Olsen, Leisel. “Anarchists” in Encylopedia of Chicago 2004, Newberry Library, Institute for Research and Education, Chicago Studies Program.
Origjanska, Magda. “Women against a woman’s right to vote: The leaders of the anti-suffragette movement”. Vintage News, August 4, 2017.
Parsons, Lucy. “The Negro: Let Him Leave Politics to the Politician and Prayer to the Preacher”, Alarm, April 3, 1886.
Parsons, Lucy, Life of Albert R. Parsons (Chicago, 1889) “Haymarket Martyr Albert Parsons’ Last Words to His Wife”. historymatters.gmu.edu/d/46/.
Rosenthal, Keith. “More Dangerous than a Thousand Rioters”. Joan of Mark blogspot, September 6, 2011.
Russwurm, Steve. “Roman Catholics in Chicago’s Labor History”. Encyclopedia of Chicago. 2004.
Ruthchild, Rochelle, G. “Misbehaving Women and the Russian Revolutions of 1917”. Newsnet, March, 2017.

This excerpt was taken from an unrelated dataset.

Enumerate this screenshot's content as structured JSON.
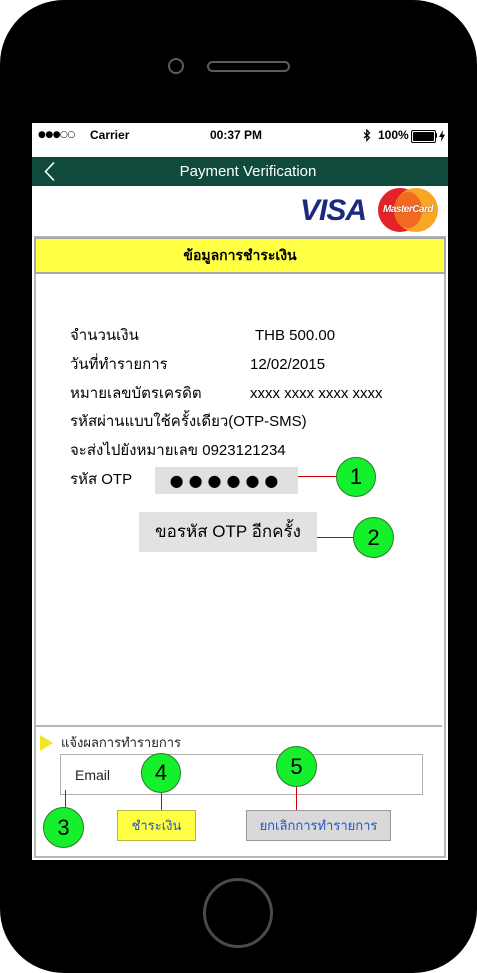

Sklar, Katherine, K. and Dias, Jill. “How did the National Woman’s Party Address the Issue of the Enfranchisement of Black women, 1919-1924?”. Alexander Street, A Proquest Company, 1997.
Stern, Carly. “How the Red Scare Weakened Radical Feminism”. OZY: The Daily Dose, January 18, 2019.
Vorel, Jim. “How Beer Barons Fought Against Woman’s Suffrage and We Got Prohibition as a Result”. Paste Magazine, 2018.
Vorel, Jim. “How Progressives, Racists, Xenophobes and Suffragists Teamed Up to Give America Prohibition”. Paste Magazine, February 25, 2019.
Weatherford, Doris. “Mary Ashton Rice Livermore (1820-1905), American Suffragist and Social Reformer”. Essay in American Women’s History: An A to Z of people, organizations, issues, and events. Prentice-Hall, 1994.
WHEREAS Magazine. “Stories from the People’s House (/Blog/OHH-blog) “Jeannette Rankin and the Women’s Suffrage Amendment”. January 10, 2018.
Williams, Casey. “Whose Lucy Parsons? The Mythologizing and Re-appropriation of a Radical Hero”. Anarcho-Syndicalist Review, Number 47, Summer, 2007.